▶ **TASK**
State the number of lines in these records that include the string "Carriera", and say nothing more.

▶ **DATASET EXTRACT**
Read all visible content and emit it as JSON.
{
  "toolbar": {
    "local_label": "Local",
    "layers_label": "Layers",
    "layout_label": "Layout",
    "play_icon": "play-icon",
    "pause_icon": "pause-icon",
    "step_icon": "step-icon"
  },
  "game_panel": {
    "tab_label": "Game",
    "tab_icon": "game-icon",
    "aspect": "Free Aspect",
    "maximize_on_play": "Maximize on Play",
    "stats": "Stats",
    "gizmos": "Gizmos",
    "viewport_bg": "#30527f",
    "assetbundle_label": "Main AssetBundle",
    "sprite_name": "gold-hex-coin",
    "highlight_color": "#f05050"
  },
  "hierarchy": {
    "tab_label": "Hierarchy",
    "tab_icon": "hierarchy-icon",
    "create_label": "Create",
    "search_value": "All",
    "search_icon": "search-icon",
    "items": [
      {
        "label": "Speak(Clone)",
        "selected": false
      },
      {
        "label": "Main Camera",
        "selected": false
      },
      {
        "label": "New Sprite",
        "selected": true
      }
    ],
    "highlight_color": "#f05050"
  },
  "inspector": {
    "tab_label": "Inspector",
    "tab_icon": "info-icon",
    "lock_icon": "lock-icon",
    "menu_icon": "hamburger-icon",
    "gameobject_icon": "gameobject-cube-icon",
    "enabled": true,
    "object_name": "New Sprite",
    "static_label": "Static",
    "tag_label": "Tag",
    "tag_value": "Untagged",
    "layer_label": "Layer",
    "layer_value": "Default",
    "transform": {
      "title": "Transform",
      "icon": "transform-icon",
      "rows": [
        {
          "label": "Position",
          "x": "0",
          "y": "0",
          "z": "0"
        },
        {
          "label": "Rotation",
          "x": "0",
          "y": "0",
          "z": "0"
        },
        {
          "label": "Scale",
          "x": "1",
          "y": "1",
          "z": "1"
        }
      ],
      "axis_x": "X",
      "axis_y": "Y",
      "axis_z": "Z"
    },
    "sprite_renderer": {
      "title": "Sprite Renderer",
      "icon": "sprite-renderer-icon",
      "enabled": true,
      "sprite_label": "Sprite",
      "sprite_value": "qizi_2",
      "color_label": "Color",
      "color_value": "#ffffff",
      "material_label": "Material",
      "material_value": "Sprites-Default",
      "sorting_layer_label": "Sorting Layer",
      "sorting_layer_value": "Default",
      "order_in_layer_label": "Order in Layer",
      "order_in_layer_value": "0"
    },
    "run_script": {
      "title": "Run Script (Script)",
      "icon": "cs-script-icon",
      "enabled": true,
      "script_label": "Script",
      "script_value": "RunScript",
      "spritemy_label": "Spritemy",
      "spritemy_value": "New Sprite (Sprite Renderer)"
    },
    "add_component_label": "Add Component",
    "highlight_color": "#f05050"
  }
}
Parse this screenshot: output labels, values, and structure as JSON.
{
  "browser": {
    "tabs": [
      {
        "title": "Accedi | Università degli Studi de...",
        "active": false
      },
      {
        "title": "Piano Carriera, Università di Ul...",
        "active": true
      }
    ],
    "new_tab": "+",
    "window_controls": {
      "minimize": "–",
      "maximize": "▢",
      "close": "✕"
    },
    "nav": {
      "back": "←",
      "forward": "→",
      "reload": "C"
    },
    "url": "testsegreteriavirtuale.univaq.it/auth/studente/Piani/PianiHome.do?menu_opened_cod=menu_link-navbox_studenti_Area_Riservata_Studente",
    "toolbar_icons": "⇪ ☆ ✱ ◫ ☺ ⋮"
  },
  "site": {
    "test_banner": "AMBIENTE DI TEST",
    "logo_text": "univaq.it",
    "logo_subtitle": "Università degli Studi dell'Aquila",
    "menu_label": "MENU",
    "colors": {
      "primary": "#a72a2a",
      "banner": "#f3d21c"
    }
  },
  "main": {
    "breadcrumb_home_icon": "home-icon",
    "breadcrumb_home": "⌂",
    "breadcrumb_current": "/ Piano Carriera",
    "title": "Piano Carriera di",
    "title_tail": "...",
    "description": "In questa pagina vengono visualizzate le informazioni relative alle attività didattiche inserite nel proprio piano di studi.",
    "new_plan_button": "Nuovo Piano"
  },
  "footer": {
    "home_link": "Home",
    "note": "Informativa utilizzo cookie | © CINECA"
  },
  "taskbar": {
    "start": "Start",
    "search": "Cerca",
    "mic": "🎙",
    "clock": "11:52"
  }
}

▶ **OUTPUT OF THE TASK**
3